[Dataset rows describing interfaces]
*-*-*

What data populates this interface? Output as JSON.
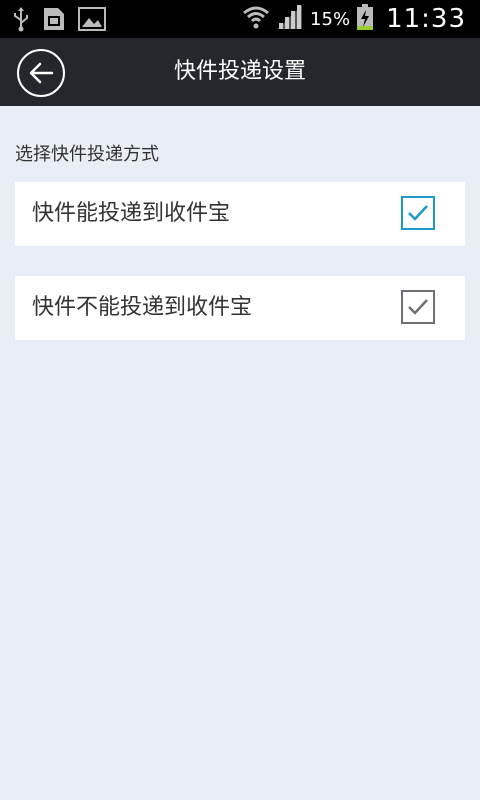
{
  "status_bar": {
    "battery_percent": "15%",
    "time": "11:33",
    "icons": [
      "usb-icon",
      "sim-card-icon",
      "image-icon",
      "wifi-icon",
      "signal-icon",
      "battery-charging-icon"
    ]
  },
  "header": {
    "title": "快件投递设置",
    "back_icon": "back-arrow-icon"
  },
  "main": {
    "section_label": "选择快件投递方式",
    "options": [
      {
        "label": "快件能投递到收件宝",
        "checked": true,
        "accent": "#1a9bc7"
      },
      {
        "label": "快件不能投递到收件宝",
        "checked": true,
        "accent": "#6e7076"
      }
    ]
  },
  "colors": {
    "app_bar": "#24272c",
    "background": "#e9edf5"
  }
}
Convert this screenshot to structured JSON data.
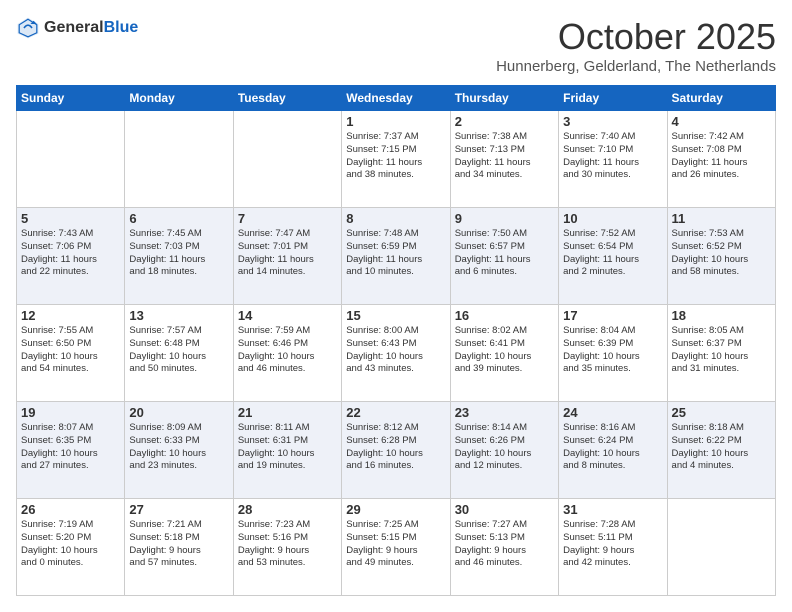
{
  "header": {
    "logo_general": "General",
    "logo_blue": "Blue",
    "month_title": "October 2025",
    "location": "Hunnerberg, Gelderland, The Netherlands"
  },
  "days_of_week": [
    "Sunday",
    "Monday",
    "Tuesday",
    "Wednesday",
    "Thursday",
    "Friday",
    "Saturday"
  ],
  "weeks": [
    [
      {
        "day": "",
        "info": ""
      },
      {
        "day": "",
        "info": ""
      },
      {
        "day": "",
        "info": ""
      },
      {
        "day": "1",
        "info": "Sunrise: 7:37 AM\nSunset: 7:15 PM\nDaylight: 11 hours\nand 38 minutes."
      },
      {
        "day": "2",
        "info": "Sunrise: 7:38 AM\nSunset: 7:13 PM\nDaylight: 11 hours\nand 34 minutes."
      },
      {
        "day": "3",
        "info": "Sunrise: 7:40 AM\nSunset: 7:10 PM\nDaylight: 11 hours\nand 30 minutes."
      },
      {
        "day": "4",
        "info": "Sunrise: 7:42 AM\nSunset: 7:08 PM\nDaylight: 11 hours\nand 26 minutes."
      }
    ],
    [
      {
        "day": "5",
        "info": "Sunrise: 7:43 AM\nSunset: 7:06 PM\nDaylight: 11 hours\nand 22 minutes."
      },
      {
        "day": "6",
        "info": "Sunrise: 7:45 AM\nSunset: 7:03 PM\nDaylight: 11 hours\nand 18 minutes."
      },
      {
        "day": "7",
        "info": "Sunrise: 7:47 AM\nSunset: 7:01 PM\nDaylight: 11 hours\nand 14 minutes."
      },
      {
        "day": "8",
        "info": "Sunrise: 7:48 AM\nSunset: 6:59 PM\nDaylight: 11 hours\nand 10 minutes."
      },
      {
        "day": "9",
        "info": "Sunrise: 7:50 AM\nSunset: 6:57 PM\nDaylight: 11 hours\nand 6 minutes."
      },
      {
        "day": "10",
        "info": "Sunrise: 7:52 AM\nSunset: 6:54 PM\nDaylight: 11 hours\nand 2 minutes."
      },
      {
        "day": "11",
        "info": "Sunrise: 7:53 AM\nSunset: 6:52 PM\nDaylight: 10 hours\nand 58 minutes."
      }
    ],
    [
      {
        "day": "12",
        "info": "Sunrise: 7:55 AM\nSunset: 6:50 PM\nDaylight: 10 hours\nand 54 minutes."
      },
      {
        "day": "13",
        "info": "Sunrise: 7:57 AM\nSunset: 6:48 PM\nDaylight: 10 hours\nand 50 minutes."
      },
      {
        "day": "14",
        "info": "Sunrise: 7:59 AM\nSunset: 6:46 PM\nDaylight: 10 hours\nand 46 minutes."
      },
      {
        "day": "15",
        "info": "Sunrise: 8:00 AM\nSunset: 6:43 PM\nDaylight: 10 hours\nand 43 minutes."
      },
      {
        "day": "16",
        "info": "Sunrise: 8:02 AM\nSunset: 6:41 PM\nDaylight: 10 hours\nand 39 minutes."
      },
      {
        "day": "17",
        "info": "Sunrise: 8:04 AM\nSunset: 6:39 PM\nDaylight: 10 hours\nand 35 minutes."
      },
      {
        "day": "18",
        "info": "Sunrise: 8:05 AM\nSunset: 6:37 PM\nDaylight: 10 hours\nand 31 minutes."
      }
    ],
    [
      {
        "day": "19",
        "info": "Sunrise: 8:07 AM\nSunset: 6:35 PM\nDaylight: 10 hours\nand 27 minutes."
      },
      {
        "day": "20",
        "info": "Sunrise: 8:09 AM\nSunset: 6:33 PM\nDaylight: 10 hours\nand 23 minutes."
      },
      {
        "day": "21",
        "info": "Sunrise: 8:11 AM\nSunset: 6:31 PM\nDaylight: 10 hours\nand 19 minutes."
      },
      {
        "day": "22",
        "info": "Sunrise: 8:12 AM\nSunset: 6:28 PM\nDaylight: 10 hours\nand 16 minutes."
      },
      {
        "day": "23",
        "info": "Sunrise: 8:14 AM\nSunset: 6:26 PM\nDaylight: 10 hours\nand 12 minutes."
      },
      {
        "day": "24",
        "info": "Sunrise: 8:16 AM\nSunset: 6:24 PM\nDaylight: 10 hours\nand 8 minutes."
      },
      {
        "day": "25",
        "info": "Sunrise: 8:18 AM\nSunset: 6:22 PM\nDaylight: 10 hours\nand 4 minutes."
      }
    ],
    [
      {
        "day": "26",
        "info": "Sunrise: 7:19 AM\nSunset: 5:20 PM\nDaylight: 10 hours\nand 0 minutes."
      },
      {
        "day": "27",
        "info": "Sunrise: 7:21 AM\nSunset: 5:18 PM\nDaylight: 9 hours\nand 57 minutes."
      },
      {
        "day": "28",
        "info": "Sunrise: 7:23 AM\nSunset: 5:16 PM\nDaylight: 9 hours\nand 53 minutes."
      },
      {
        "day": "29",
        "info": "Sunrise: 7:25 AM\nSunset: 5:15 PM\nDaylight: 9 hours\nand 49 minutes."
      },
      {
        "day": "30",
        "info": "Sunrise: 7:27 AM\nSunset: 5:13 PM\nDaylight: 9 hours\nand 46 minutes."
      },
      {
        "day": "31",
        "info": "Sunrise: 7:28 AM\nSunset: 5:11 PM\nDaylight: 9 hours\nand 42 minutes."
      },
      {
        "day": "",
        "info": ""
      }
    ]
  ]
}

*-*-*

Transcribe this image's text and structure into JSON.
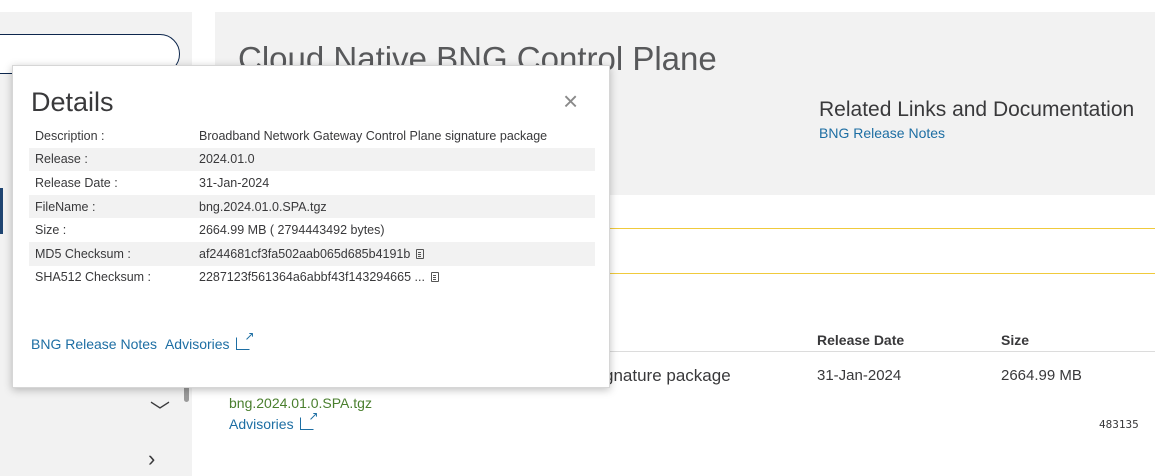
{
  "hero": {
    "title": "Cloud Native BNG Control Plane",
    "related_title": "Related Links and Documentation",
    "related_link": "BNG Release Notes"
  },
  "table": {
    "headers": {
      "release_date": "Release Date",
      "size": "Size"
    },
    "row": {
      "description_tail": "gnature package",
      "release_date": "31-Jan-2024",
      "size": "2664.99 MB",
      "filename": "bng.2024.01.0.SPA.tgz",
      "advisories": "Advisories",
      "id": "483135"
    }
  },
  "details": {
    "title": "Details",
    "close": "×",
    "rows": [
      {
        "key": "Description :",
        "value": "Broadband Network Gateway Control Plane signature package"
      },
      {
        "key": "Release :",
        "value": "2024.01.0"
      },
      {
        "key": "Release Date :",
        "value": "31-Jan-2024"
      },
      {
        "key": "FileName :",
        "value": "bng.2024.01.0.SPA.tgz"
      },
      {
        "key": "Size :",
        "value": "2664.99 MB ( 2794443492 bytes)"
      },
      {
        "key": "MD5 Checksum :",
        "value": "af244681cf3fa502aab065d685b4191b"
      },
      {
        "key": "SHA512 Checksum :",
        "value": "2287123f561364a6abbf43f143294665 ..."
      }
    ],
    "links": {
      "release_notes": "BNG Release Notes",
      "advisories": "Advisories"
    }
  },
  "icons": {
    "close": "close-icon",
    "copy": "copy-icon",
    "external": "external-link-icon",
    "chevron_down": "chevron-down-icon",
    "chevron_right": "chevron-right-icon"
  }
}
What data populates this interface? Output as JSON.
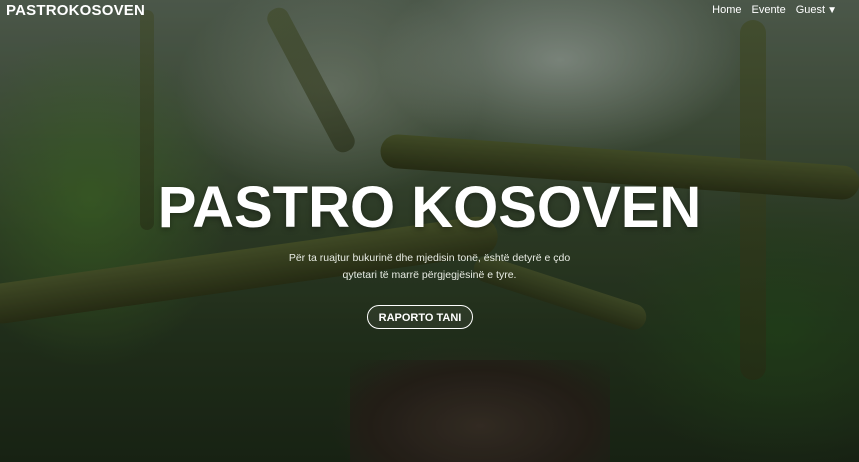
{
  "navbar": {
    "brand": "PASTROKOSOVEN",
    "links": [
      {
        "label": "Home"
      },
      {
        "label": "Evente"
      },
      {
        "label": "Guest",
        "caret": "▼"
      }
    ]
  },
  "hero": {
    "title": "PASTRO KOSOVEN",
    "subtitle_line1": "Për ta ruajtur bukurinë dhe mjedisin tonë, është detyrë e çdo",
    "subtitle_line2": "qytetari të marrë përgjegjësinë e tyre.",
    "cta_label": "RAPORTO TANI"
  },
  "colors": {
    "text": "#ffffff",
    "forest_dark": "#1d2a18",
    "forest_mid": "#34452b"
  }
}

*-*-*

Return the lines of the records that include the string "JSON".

What data populates this interface? Output as JSON.
Convert this screenshot to structured JSON data.
Transcribe this image's text and structure into JSON.
What data populates this interface? Output as JSON.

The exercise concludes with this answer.